I was convinced by a friend to take a trip to the Jordan Valley this week. This is my fourth trip to Palestine but I have never visited the region and have heard relatively little about it. This is symptomatic of the condition of the valley, it is largely forgotten by the international community and is rarely visited. This isolation serves the Israeli state’s aim of annexation and ethnic cleansing of the valley.
I travelled to the Jordan valley from Ramallah. Ramallah’s cosmopolitan atmosphere contrasts starkly to the rural isolation of the valley just 45 minutes away. The valley is impossible for most Palestinians to travel to. Only Palestinians who were born in and live in the valley have ID to travel through the checkpoint. Others must apply for a permit from the army local administration (DCO). One of my Palestinian travelling companions, a worker with a local NGO, was detained at the checkpoint at the entrance to the valley while soldiers checked her permit.
As we drove through the valley toward Al Jiftlik we saw neatly cultivated fields on either side of the road, thousands of Dunums of palm trees and commercial crops like tomatoes, peppers and herbs. Scores of greenhouses stretched along the road past the illegal settlement of Mekhora. Many of the greenhouses were neighbored by packing houses owned by Carmel Agrexco.
Carmel Agrexco (www.agrexco.com) is a 75% Israeli state owned company dealing with 70% of the exports of settler fresh produce from the West Bank. A majority of their goods come from the Jordan Valley. They are able to transport their produce from packing houses in the valley to European markets within 24 hours and have distribution depots in most countries in Europe. They distribute their produce to most major supermarket chains in the UK, but like the Jordan Valley their name is not widely known.

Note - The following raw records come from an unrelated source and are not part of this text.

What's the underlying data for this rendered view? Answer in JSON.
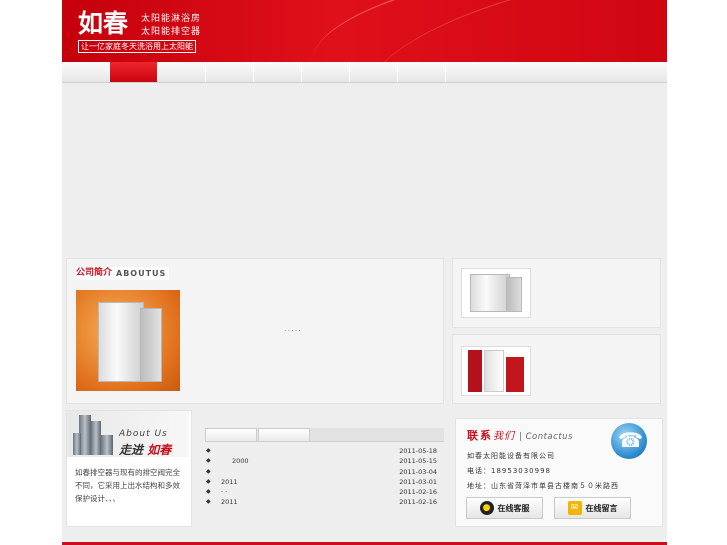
{
  "header": {
    "brand": "如春",
    "subtitle_1": "太阳能淋浴房",
    "subtitle_2": "太阳能排空器",
    "slogan": "让一亿家庭冬天洗浴用上太阳能"
  },
  "nav": {
    "items": 8,
    "active_index": 1,
    "active_color": "#e0101a"
  },
  "about": {
    "title_cn": "公司简介",
    "title_en": "ABOUTUS",
    "more": "....."
  },
  "aboutus_box": {
    "title_en": "About Us",
    "title_cn_1": "走进",
    "title_cn_2": "如春",
    "text": "如春排空器与现有的排空阀完全不同，它采用上出水结构和多效保护设计、、、"
  },
  "news": {
    "rows": [
      {
        "title": "",
        "date": "2011-05-18"
      },
      {
        "title": "2000",
        "date": "2011-05-15"
      },
      {
        "title": "",
        "date": "2011-03-04"
      },
      {
        "title": "2011",
        "date": "2011-03-01"
      },
      {
        "title": "· ·",
        "date": "2011-02-16"
      },
      {
        "title": "2011",
        "date": "2011-02-16"
      }
    ]
  },
  "contact": {
    "title_cn_1": "联系",
    "title_cn_2": "我们",
    "title_en": "Contactus",
    "company": "如春太阳能设备有限公司",
    "phone": "电话：18953030998",
    "address": "地址：山东省菏泽市单县古楼南５０米路西",
    "btn_service": "在线客服",
    "btn_message": "在线留言"
  },
  "colors": {
    "brand_red": "#c8101c",
    "panel_gray": "#eeeeee"
  }
}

The price of a box of tomatoes bought from the Carmel Agrexco is the suffering of the Palestinian population of the Jordan Valley. From 1967 Israel has sought to establish settlements in the valley and deprive the Palestinians of access to the land. In 2006 6 400 settlers live in 13 illegal settlements in the valley and 52 000 Palestinians. 95% of the land is controlled by the settlers who also control 98% of the water. Palestinians live in 36 villages which are not permitted to expand. In the Israeli controlled areas the building of new structures is not permitted and repairs on existing structures are also forbidden. These building regulations are enforced by demolitions of structures which the IDF deem ‘illegal’.

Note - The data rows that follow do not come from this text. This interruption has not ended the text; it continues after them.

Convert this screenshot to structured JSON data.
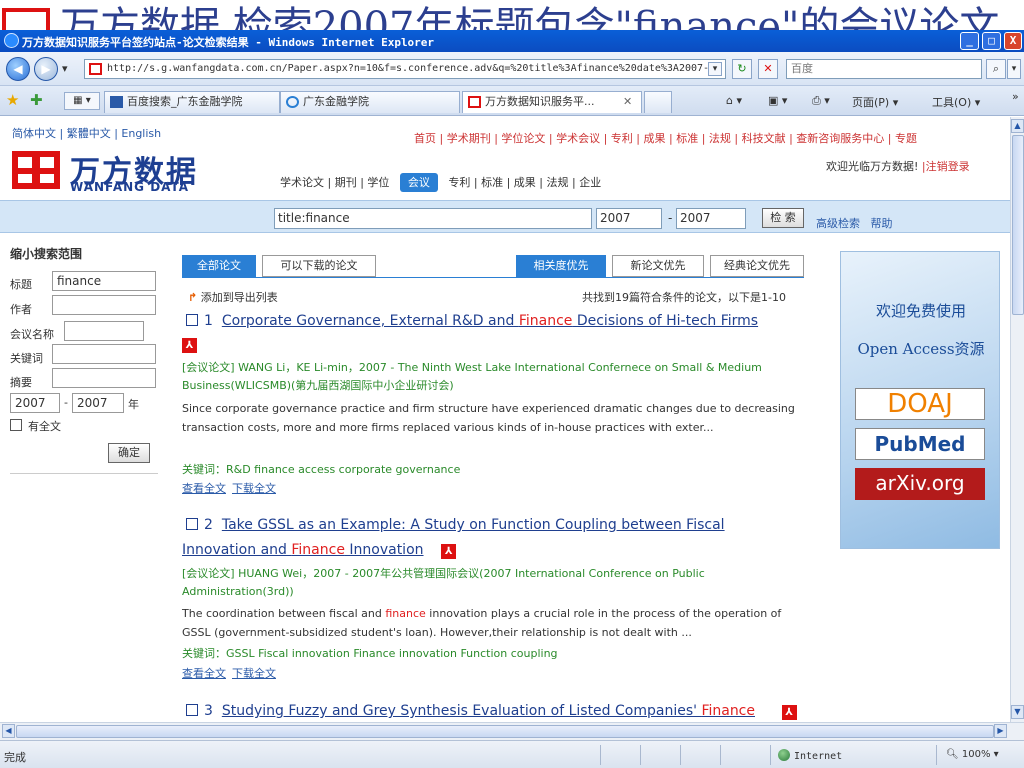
{
  "background": {
    "slide_title_fragment": "万方数据 检索2007年标题包含\"finance\"的会议论文"
  },
  "window": {
    "title": "万方数据知识服务平台签约站点-论文检索结果 - Windows Internet Explorer",
    "minimize": "_",
    "maximize": "□",
    "close": "X"
  },
  "toolbar": {
    "back": "◀",
    "forward": "▶",
    "dropdown": "▾",
    "address": "http://s.g.wanfangdata.com.cn/Paper.aspx?n=10&f=s.conference.adv&q=%20title%3Afinance%20date%3A2007-",
    "refresh": "↻",
    "stop": "✕",
    "search_placeholder": "百度",
    "search_go": "⌕"
  },
  "tabs": [
    {
      "label": "百度搜索_广东金融学院"
    },
    {
      "label": "广东金融学院"
    },
    {
      "label": "万方数据知识服务平...",
      "close": "✕"
    }
  ],
  "tools": {
    "home": "⌂ ▾",
    "feeds": "▣ ▾",
    "print": "⎙ ▾",
    "page": "页面(P) ▾",
    "tools": "工具(O) ▾",
    "more": "»"
  },
  "header": {
    "languages": "简体中文 | 繁體中文 | English",
    "logo_cn": "万方数据",
    "logo_en": "WANFANG DATA",
    "topnav": "首页 | 学术期刊 | 学位论文 | 学术会议 | 专利 | 成果 | 标准 | 法规 | 科技文献 | 查新咨询服务中心 | 专题",
    "welcome": "欢迎光临万方数据!",
    "logout": "|注销登录",
    "catnav_before": "学术论文 | 期刊 | 学位",
    "catnav_selected": "会议",
    "catnav_after": "专利 | 标准 | 成果 | 法规 | 企业"
  },
  "searchbar": {
    "query": "title:finance",
    "year_from": "2007",
    "dash": "-",
    "year_to": "2007",
    "go": "检 索",
    "advanced": "高级检索",
    "help": "帮助"
  },
  "leftpanel": {
    "title": "缩小搜索范围",
    "title_label": "标题",
    "title_value": "finance",
    "author_label": "作者",
    "conf_label": "会议名称",
    "keyword_label": "关键词",
    "abstract_label": "摘要",
    "year_from": "2007",
    "year_to": "2007",
    "dash": "-",
    "year_unit": "年",
    "fulltext_label": "有全文",
    "ok": "确定"
  },
  "results": {
    "tab_all": "全部论文",
    "tab_download": "可以下载的论文",
    "sort_relevance": "相关度优先",
    "sort_new": "新论文优先",
    "sort_classic": "经典论文优先",
    "export": "添加到导出列表",
    "found": "共找到19篇符合条件的论文，以下是1-10",
    "items": [
      {
        "num": "1",
        "title_a": "Corporate Governance, External R&D and ",
        "title_hl": "Finance",
        "title_b": " Decisions of Hi-tech Firms",
        "meta": "[会议论文] WANG Li，KE Li-min，2007 - The Ninth West Lake International Confernece on Small & Medium Business(WLICSMB)(第九届西湖国际中小企业研讨会)",
        "abstract": "Since corporate governance practice and firm structure have experienced dramatic changes due to decreasing transaction costs, more and more firms replaced various kinds of in-house practices with exter...",
        "keywords": "关键词：R&D finance access corporate governance",
        "view": "查看全文",
        "download": "下载全文"
      },
      {
        "num": "2",
        "title_a": "Take GSSL as an Example: A Study on Function Coupling between Fiscal",
        "title_a2": "Innovation and ",
        "title_hl": "Finance",
        "title_b": " Innovation",
        "meta": "[会议论文] HUANG Wei，2007 - 2007年公共管理国际会议(2007 International Conference on Public Administration(3rd))",
        "abstract_a": "The coordination between fiscal and ",
        "abstract_hl": "finance",
        "abstract_b": " innovation plays a crucial role in the process of the operation of GSSL (government-subsidized student's loan). However,their relationship is not dealt with ...",
        "keywords": "关键词：GSSL Fiscal innovation Finance innovation Function coupling",
        "view": "查看全文",
        "download": "下载全文"
      },
      {
        "num": "3",
        "title_a": "Studying Fuzzy and Grey Synthesis Evaluation of Listed Companies' ",
        "title_hl": "Finance"
      }
    ],
    "pdf": "⅄"
  },
  "ad": {
    "welcome": "欢迎免费使用",
    "oa": "Open Access资源",
    "doaj": "DOAJ",
    "pubmed": "PubMed",
    "arxiv": "arXiv.org"
  },
  "status": {
    "text": "完成",
    "zone": "Internet",
    "zoom": "100%"
  },
  "colors": {
    "accent": "#2a7fd4",
    "brand_red": "#d11111",
    "brand_blue": "#1e3f92",
    "highlight": "#e02020"
  }
}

Agriculture in the valley is being strangled by the expansion of settlements and by the fact that all Palestinian produce grown in the valley must go through Tayasir checkpoint to reach markets in the rest of Palestine. Farmers must pay middlemen to take their produce to the checkpoint, be subjected to humiliating searches by the IDF, transfer the goods to another vehicle on the other side of the checkpoint before driving it to the market. This whole process takes around eight hours or more and drives down profits for farmers making farming barely financially viable. The only other alternative is to work as an uncontracted, casual day labourer on one of the illegal settlements for, on average, 40-50 shekels a day on land stolen from Palestinians.
Carmel Agrexco gave disclosure in a UK court case to the effect that they have packing houses in the illegal Israeli settlements of Mekhora, Mehola, Argaman, Ro’I, Hamra, Gaddid and Bet Ha Arava in the Jordan Valley. These settlement are making a fortune out of the suffering of the local Palestinian population. An international campaign is needed to challenge Carmel Agrexco and show that the international community will not accept the ethnic cleansing of the Valley